J M (Mike) Nelson
Phone: 612-810-0157

Things They Don't Tell You in Dance Class

Student anxiety and frustration are the major causes of failure in learning to dance. This article is to help increase learning for the beginning dance student in a traditional dance class, where most students feel inadequate, frustrated, and overwhelmed. Teachers know that, but little is done either to acknowledge it, explain it, or alleviate it. Dance teachers simply end up repeating the injustices that were done to them, as though they had no other choices. The following are to help you better understand your discomfort. The good news, learning to dance isn't all that difficult after you get the hang of it, so "hang in there."

You Will Be Overwhelmed. The typical dance class will have a dozen, and perhaps more than twenty, important pieces of information. The capacity of human short term memory ranges from five to nine pieces of information; most of us feel memory overload at seven. This has been confirmed at all levels of learning. Don't feel bad because you aren't able to remember all that is required. No one can, and if you think some do, they are probably repeats. Why dance teachers have continued for decades to present more than the student can master is as perplexing as it is irrational, but they do. Furthermore, dance teachers rarely provide even a course outline, much less detailed explanations of terms. Ask your teacher for the seven most important things to remember, hope that they know what to tell you, and take notes.

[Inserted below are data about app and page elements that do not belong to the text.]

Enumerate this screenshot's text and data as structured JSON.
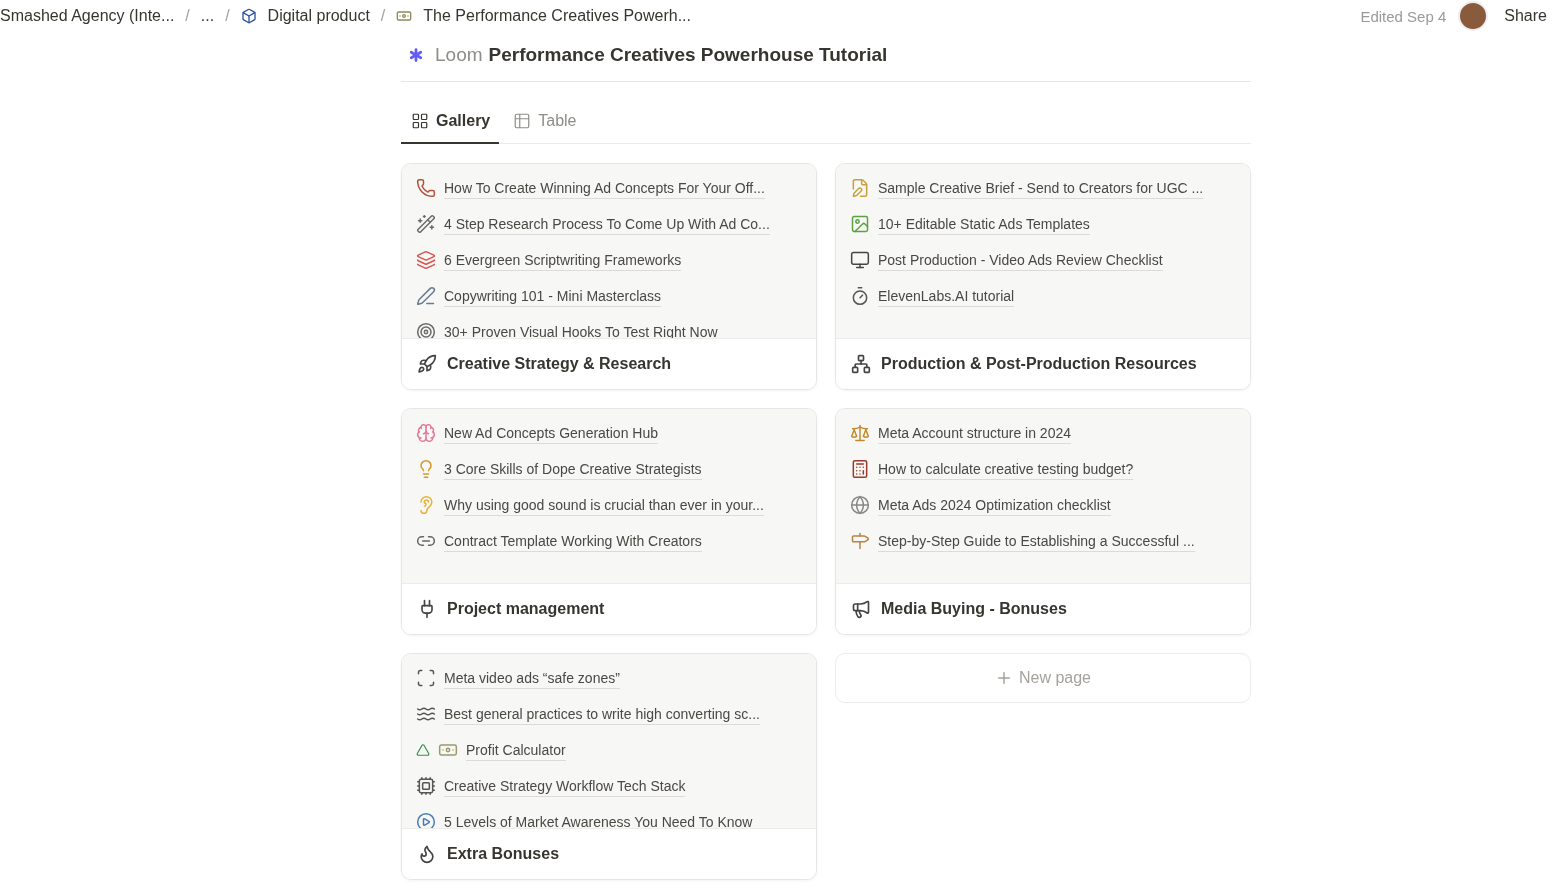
{
  "breadcrumb": [
    {
      "label": "Smashed Agency (Inte..."
    },
    {
      "label": "..."
    },
    {
      "label": "Digital product"
    },
    {
      "label": "The Performance Creatives Powerh..."
    }
  ],
  "breadcrumb_separator": "/",
  "header": {
    "edited": "Edited Sep 4",
    "share": "Share"
  },
  "page": {
    "prefix": "Loom",
    "title": "Performance Creatives Powerhouse Tutorial"
  },
  "tabs": [
    {
      "label": "Gallery",
      "selected": true
    },
    {
      "label": "Table",
      "selected": false
    }
  ],
  "cards": [
    {
      "title": "Creative Strategy & Research",
      "items": [
        "How To Create Winning Ad Concepts For Your Off...",
        "4 Step Research Process To Come Up With Ad Co...",
        "6 Evergreen Scriptwriting Frameworks",
        "Copywriting 101 - Mini Masterclass",
        "30+ Proven Visual Hooks To Test Right Now"
      ]
    },
    {
      "title": "Production & Post-Production Resources",
      "items": [
        "Sample Creative Brief - Send to Creators for UGC ...",
        "10+ Editable Static Ads Templates",
        "Post Production - Video Ads Review Checklist",
        "ElevenLabs.AI tutorial"
      ]
    },
    {
      "title": "Project management",
      "items": [
        "New Ad Concepts Generation Hub",
        "3 Core Skills of Dope Creative Strategists",
        "Why using good sound is crucial than ever in your...",
        "Contract Template Working With Creators"
      ]
    },
    {
      "title": "Media Buying - Bonuses",
      "items": [
        "Meta Account structure in 2024",
        "How to calculate creative testing budget?",
        "Meta Ads 2024 Optimization checklist",
        "Step-by-Step Guide to Establishing a Successful ..."
      ]
    },
    {
      "title": "Extra Bonuses",
      "items": [
        "Meta video ads “safe zones”",
        "Best general practices to write high converting sc...",
        "Profit Calculator",
        "Creative Strategy Workflow Tech Stack",
        "5 Levels of Market Awareness You Need To Know"
      ]
    }
  ],
  "new_page": "New page"
}
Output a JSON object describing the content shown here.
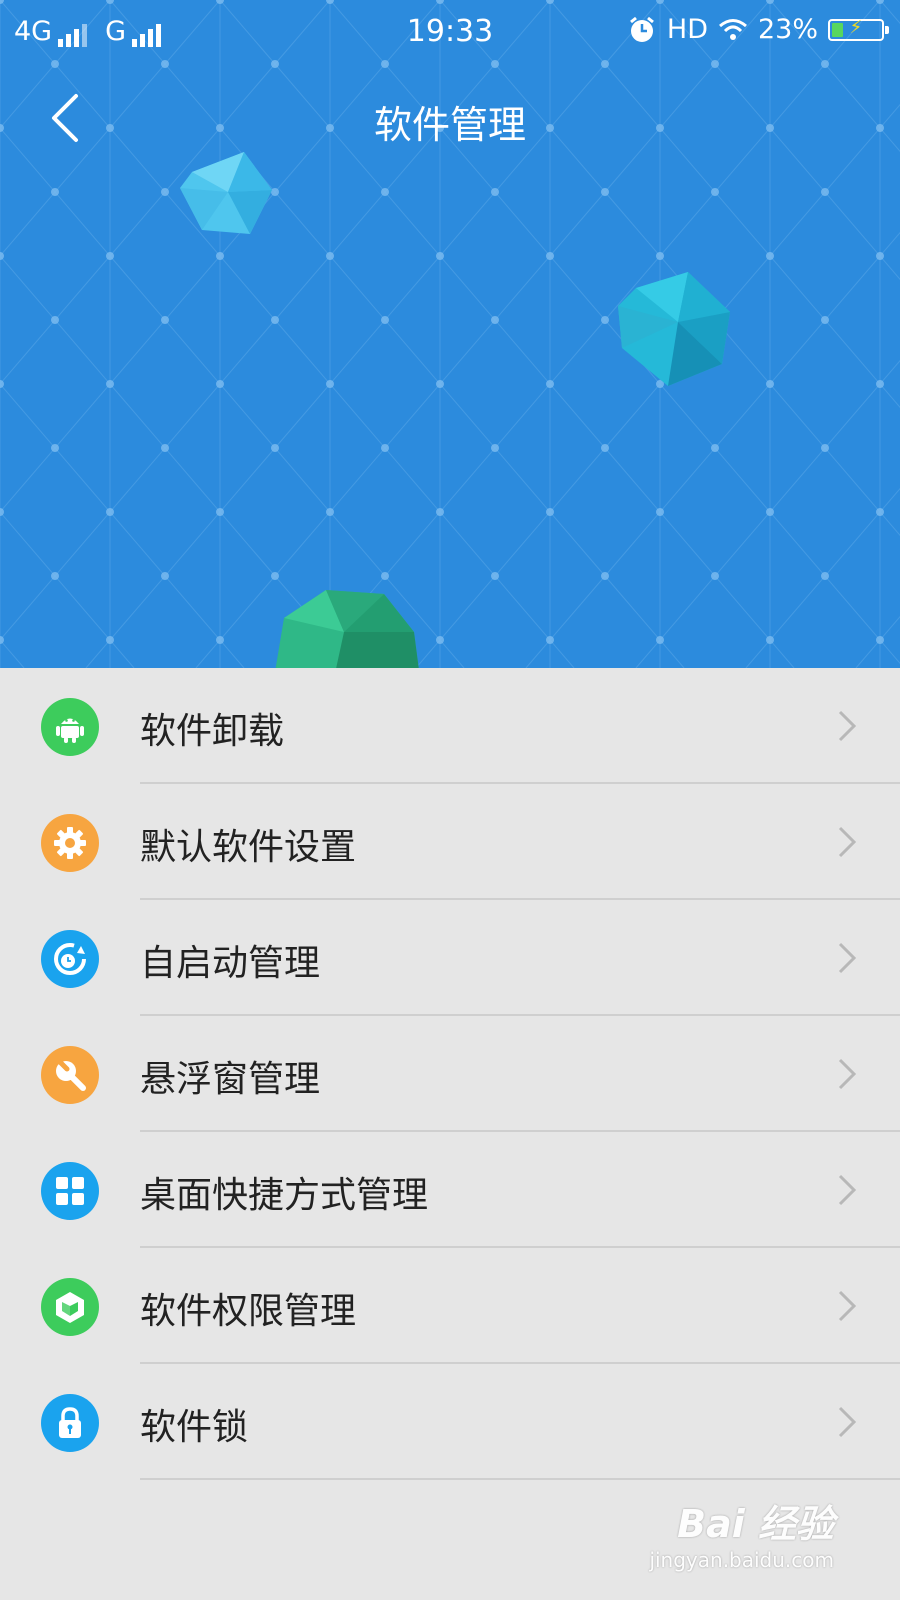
{
  "status_bar": {
    "network_1": "4G",
    "network_2": "G",
    "time": "19:33",
    "hd": "HD",
    "battery_percent": "23%",
    "battery_level": 0.23,
    "icons": [
      "signal-icon",
      "alarm-icon",
      "wifi-icon",
      "battery-charging-icon"
    ]
  },
  "header": {
    "title": "软件管理",
    "back_icon": "chevron-left-icon",
    "background_color": "#2c8bdd"
  },
  "menu": {
    "items": [
      {
        "label": "软件卸载",
        "icon": "android-icon",
        "color": "#3dcc5c"
      },
      {
        "label": "默认软件设置",
        "icon": "gear-icon",
        "color": "#f7a540"
      },
      {
        "label": "自启动管理",
        "icon": "autostart-icon",
        "color": "#1aa3ee"
      },
      {
        "label": "悬浮窗管理",
        "icon": "wrench-icon",
        "color": "#f7a540"
      },
      {
        "label": "桌面快捷方式管理",
        "icon": "grid-icon",
        "color": "#1aa3ee"
      },
      {
        "label": "软件权限管理",
        "icon": "shield-cube-icon",
        "color": "#3dcc5c"
      },
      {
        "label": "软件锁",
        "icon": "lock-icon",
        "color": "#1aa3ee"
      }
    ],
    "chevron_icon": "chevron-right-icon"
  },
  "watermark": {
    "brand": "Bai 经验",
    "url": "jingyan.baidu.com"
  }
}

You Will Be Frustrated. Research shows that to retain new psychomotor skills, you must practice past the point of proficiency. Dance teachers should know this, but apparently they don't. Here is the typical sequence for learning a new motor skill, note that both the first few items, and the last, take place inside our brain: confusion, planning, sequencing, replication, proficiency, and, finally, retention. Most dance teachers move on soon after they observe replication. This precludes learning. Don't feel alone; others are feeling the same way. Perhaps that is by design so that you will take more classes. Drag down the class with insistence on more practice. Don't complain if the class goes slowly. Take advantage of the opportunity to practice. That way you might learn something. Practice as soon as possible after class, and you might retain something.

Listen to the how and disregard the what. Dance teachers exacerbate memory overload with prescriptive sequences. This triple threat clogs memory with trivia, crowds out important information, and denies you opportunity to make decisions on your own, the latter important in improving psychomotor learning. When a teacher prescribes a sequence of variations, disregard it, try to remember the variations you have learned, and implement them at your discretion. This greatly increases the likelihood that you will retain some of the information covered in class.

Teachers should know better. No area of psychology has been studied as systematically and as thoroughly as human learning. Psychologists know a great deal about human learning, and systematic instructional design has been a major force in industry and education since the mid 20th century. Unfortunately, none of this knowledge seems to have influenced the teaching of ballroom dance. Be prepared to repeat dance classes, unless, of course, you enroll in one of mine. Mine might be a bit less exciting, but you will not be overwhelmed, and you will not likely have to repeat a beginner class. Ever!

2008, J M Nelson Dance Home Page Dance Curriculum Dance Articles

Copyright (c) 2006, J. M. Nelson. All rights reserved. Reproduction of contents prohibited without prior permission from the author.